### ASSIGNMENT
The requested output is every line from the one with "What's the underlying" through the last line below, printed exactly.

Entries from a dataset of interfaces

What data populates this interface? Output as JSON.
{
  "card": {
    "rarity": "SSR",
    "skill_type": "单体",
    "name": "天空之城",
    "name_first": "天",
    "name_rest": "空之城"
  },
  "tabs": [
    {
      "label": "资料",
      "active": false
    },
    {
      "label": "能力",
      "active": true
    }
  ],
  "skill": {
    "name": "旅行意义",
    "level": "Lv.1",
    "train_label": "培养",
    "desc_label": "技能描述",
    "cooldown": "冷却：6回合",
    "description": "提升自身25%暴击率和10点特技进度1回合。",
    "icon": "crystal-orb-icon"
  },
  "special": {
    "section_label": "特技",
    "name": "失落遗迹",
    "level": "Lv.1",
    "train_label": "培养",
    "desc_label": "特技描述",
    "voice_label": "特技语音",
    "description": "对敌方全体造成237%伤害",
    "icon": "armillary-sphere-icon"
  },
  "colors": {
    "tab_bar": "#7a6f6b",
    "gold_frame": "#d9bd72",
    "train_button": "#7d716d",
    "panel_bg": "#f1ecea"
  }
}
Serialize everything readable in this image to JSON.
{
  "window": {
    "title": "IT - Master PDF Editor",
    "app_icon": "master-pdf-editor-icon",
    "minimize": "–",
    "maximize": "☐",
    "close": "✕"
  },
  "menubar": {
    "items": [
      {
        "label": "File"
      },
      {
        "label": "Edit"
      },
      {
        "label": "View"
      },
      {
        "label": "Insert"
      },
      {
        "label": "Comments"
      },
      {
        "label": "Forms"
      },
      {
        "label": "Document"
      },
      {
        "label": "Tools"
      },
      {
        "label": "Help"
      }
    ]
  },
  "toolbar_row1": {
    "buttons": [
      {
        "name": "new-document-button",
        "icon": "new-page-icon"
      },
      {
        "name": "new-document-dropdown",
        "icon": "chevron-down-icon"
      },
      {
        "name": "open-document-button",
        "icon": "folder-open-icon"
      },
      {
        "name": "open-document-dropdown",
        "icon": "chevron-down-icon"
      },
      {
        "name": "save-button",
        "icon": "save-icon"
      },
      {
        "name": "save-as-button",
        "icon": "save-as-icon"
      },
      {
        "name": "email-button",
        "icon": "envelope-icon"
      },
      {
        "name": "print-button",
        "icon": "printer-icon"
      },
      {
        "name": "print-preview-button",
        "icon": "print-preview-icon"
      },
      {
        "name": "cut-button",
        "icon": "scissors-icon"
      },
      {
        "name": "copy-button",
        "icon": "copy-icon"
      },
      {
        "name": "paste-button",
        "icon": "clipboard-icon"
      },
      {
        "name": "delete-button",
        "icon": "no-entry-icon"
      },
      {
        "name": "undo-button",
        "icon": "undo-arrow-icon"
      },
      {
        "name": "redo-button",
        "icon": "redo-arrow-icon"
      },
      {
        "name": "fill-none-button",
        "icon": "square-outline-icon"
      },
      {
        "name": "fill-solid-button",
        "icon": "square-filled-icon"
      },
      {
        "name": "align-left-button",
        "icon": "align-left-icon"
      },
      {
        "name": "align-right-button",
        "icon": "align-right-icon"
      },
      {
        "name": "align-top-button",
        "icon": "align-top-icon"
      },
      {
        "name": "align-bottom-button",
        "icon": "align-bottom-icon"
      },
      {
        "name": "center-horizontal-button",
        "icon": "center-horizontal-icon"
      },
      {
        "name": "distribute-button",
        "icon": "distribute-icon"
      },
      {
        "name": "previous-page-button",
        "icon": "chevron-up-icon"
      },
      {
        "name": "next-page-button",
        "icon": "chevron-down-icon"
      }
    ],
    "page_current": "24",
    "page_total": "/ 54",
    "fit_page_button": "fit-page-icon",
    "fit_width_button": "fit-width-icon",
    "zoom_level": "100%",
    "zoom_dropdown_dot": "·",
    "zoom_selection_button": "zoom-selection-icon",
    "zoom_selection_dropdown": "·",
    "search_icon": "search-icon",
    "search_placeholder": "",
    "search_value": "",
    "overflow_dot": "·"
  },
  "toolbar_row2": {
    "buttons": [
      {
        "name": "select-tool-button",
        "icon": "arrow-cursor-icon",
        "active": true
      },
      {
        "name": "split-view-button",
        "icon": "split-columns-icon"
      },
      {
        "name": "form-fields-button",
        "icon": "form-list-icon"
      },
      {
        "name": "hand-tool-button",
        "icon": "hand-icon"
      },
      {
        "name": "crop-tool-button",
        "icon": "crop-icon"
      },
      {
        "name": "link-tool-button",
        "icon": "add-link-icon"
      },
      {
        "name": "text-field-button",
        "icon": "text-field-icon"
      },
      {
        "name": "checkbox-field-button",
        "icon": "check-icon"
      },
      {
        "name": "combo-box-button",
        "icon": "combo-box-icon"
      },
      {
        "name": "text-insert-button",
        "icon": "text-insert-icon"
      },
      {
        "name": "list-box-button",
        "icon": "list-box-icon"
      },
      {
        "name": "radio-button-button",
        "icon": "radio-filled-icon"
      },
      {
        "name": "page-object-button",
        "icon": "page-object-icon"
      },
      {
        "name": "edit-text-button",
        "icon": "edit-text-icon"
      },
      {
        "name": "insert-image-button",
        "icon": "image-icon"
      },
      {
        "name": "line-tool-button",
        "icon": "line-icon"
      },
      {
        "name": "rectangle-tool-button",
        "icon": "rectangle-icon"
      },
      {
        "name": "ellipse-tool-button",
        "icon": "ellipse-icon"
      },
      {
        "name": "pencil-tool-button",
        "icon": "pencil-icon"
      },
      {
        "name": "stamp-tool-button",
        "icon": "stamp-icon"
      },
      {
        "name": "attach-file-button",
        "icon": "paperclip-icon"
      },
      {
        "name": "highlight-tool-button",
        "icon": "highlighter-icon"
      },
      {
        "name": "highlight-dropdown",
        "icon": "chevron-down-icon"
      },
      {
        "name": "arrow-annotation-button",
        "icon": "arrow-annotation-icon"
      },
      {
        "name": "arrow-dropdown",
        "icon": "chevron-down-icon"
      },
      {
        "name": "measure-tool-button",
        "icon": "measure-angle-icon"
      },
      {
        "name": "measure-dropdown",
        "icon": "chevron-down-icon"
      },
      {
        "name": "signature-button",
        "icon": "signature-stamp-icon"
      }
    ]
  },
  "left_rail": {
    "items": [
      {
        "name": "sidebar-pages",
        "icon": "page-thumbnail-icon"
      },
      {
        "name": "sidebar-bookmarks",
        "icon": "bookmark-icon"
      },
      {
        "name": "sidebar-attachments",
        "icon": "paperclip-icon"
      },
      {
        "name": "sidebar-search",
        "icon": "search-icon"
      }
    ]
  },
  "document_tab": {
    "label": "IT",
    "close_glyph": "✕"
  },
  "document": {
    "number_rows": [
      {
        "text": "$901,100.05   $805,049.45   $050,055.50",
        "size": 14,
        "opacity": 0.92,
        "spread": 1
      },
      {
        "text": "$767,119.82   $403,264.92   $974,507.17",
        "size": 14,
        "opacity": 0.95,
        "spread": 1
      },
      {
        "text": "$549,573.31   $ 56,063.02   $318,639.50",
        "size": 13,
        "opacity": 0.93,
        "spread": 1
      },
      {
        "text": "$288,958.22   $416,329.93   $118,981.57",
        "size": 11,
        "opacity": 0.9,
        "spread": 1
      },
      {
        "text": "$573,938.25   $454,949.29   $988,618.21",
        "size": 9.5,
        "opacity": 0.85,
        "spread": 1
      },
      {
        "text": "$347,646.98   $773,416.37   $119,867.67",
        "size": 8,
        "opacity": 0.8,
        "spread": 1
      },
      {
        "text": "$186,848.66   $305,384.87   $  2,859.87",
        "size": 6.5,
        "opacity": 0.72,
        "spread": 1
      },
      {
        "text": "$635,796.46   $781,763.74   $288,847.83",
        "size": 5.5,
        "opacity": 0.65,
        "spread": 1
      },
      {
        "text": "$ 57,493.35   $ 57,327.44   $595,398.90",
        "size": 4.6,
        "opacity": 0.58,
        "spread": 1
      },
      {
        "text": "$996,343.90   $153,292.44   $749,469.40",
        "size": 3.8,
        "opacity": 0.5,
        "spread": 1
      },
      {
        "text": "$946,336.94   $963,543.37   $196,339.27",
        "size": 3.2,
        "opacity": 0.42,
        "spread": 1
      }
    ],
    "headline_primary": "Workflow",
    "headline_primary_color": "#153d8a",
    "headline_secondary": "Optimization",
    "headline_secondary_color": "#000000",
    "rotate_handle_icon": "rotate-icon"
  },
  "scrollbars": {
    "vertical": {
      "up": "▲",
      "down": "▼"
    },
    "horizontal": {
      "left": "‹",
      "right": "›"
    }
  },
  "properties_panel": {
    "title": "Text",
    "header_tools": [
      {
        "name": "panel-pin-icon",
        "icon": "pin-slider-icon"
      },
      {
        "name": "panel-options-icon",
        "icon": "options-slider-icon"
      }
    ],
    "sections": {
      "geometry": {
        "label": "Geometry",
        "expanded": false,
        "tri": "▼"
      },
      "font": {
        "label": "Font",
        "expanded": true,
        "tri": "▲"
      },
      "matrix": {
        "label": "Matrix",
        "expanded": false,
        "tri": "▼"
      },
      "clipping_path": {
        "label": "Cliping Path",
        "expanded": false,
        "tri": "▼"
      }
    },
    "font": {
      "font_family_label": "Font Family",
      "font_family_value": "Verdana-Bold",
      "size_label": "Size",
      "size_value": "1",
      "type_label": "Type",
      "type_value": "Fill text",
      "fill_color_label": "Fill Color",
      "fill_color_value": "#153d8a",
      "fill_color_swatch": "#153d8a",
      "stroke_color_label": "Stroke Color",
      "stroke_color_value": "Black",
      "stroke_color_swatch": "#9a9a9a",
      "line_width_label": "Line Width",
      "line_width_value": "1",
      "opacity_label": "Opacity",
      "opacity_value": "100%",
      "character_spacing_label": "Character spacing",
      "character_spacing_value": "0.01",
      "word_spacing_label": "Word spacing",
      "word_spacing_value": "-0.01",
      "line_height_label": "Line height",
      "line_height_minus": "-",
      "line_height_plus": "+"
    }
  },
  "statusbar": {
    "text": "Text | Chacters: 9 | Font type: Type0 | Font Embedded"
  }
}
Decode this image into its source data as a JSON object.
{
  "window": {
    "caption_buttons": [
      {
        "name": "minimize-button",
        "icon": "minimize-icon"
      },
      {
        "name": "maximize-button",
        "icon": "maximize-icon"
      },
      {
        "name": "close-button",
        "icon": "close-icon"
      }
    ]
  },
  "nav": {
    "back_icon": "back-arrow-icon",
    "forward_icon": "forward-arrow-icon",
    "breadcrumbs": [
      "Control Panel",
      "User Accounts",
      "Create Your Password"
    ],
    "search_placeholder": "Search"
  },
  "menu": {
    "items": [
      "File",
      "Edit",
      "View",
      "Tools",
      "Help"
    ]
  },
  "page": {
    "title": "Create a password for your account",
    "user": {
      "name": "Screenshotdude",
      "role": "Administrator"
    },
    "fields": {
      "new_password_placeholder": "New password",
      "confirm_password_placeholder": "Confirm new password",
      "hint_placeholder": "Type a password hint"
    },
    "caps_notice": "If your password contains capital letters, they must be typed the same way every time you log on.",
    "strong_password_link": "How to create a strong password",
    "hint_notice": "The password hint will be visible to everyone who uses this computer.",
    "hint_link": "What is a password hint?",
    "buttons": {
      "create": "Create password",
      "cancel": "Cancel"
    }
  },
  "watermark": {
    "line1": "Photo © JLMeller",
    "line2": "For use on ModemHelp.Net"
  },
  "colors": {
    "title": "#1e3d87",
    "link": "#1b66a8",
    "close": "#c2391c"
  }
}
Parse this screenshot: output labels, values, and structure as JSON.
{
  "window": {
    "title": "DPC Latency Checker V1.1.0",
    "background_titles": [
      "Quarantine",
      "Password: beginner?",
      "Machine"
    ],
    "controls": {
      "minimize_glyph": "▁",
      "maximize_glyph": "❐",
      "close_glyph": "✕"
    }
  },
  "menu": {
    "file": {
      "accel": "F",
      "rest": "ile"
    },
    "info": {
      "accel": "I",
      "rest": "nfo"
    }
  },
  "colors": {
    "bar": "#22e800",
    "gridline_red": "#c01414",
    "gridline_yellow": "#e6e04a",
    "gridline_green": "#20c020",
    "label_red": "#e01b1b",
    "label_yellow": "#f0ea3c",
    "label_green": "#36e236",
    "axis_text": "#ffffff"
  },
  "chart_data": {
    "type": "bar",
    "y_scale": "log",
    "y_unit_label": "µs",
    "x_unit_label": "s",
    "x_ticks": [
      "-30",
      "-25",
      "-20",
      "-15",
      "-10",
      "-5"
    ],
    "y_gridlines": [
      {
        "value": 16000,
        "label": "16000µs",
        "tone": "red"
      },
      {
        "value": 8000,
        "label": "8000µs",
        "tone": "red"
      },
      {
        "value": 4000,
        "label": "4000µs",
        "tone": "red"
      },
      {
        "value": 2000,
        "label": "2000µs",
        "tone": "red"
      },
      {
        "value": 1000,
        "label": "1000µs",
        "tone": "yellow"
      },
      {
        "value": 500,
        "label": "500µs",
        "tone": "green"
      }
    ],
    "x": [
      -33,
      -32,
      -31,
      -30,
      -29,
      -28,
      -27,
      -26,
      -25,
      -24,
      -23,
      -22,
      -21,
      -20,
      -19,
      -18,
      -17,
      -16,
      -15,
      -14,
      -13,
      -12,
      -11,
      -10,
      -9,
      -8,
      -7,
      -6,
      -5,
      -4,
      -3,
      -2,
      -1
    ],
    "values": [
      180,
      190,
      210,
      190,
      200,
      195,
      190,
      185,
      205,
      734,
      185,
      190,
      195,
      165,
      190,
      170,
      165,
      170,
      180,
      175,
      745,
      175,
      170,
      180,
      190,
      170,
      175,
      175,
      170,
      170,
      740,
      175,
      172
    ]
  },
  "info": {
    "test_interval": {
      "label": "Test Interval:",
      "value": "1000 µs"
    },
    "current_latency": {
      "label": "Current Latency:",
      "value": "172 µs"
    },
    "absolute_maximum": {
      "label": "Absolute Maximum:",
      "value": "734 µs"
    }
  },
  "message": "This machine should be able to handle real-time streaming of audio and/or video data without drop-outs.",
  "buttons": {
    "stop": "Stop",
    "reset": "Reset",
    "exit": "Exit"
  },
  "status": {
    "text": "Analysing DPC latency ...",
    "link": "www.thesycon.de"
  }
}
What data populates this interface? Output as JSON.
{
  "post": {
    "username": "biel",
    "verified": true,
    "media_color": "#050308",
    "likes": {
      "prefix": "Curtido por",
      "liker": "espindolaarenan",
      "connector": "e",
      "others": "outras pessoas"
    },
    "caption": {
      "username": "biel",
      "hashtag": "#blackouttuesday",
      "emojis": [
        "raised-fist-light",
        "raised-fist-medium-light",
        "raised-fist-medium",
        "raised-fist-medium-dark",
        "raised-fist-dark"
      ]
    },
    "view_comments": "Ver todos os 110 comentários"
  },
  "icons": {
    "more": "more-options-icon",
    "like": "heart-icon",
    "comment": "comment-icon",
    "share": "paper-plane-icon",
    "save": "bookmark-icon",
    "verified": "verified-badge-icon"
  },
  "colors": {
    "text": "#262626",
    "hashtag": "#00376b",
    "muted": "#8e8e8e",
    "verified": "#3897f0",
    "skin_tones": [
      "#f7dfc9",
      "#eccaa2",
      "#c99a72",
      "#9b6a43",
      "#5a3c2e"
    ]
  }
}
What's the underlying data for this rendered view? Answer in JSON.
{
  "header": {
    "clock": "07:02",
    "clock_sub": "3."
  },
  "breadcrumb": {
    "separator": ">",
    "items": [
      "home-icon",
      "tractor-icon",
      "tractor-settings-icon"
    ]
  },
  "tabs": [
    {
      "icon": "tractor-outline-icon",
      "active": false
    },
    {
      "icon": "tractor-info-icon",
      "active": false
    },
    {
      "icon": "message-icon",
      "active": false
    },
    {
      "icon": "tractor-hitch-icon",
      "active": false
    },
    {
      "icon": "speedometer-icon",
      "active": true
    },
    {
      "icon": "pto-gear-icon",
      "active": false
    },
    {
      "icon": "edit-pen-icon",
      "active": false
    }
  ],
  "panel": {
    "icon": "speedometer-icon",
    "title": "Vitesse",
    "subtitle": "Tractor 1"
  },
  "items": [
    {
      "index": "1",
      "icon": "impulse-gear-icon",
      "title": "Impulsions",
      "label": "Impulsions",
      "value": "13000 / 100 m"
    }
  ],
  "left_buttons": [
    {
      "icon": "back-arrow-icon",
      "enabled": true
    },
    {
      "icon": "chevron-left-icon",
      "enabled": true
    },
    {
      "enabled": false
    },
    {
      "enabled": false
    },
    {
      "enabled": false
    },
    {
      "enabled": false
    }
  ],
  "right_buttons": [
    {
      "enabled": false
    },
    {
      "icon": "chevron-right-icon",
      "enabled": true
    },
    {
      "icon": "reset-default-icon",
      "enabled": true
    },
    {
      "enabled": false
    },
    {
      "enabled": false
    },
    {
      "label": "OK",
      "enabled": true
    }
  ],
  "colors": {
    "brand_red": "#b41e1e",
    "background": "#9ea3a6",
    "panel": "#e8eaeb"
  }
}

### RESPONSE TO THIS TASK
What's the underlying data for this rendered view? Answer in JSON.
{
  "header": {
    "clock": "07:02",
    "clock_sub": "3."
  },
  "breadcrumb": {
    "separator": ">",
    "items": [
      "home-icon",
      "tractor-icon",
      "tractor-settings-icon"
    ]
  },
  "tabs": [
    {
      "icon": "tractor-outline-icon",
      "active": false
    },
    {
      "icon": "tractor-info-icon",
      "active": false
    },
    {
      "icon": "message-icon",
      "active": false
    },
    {
      "icon": "tractor-hitch-icon",
      "active": false
    },
    {
      "icon": "speedometer-icon",
      "active": true
    },
    {
      "icon": "pto-gear-icon",
      "active": false
    },
    {
      "icon": "edit-pen-icon",
      "active": false
    }
  ],
  "panel": {
    "icon": "speedometer-icon",
    "title": "Vitesse",
    "subtitle": "Tractor 1"
  },
  "items": [
    {
      "index": "1",
      "icon": "impulse-gear-icon",
      "title": "Impulsions",
      "label": "Impulsions",
      "value": "13000 / 100 m"
    }
  ],
  "left_buttons": [
    {
      "icon": "back-arrow-icon",
      "enabled": true
    },
    {
      "icon": "chevron-left-icon",
      "enabled": true
    },
    {
      "enabled": false
    },
    {
      "enabled": false
    },
    {
      "enabled": false
    },
    {
      "enabled": false
    }
  ],
  "right_buttons": [
    {
      "enabled": false
    },
    {
      "icon": "chevron-right-icon",
      "enabled": true
    },
    {
      "icon": "reset-default-icon",
      "enabled": true
    },
    {
      "enabled": false
    },
    {
      "enabled": false
    },
    {
      "label": "OK",
      "enabled": true
    }
  ],
  "colors": {
    "brand_red": "#b41e1e",
    "background": "#9ea3a6",
    "panel": "#e8eaeb"
  }
}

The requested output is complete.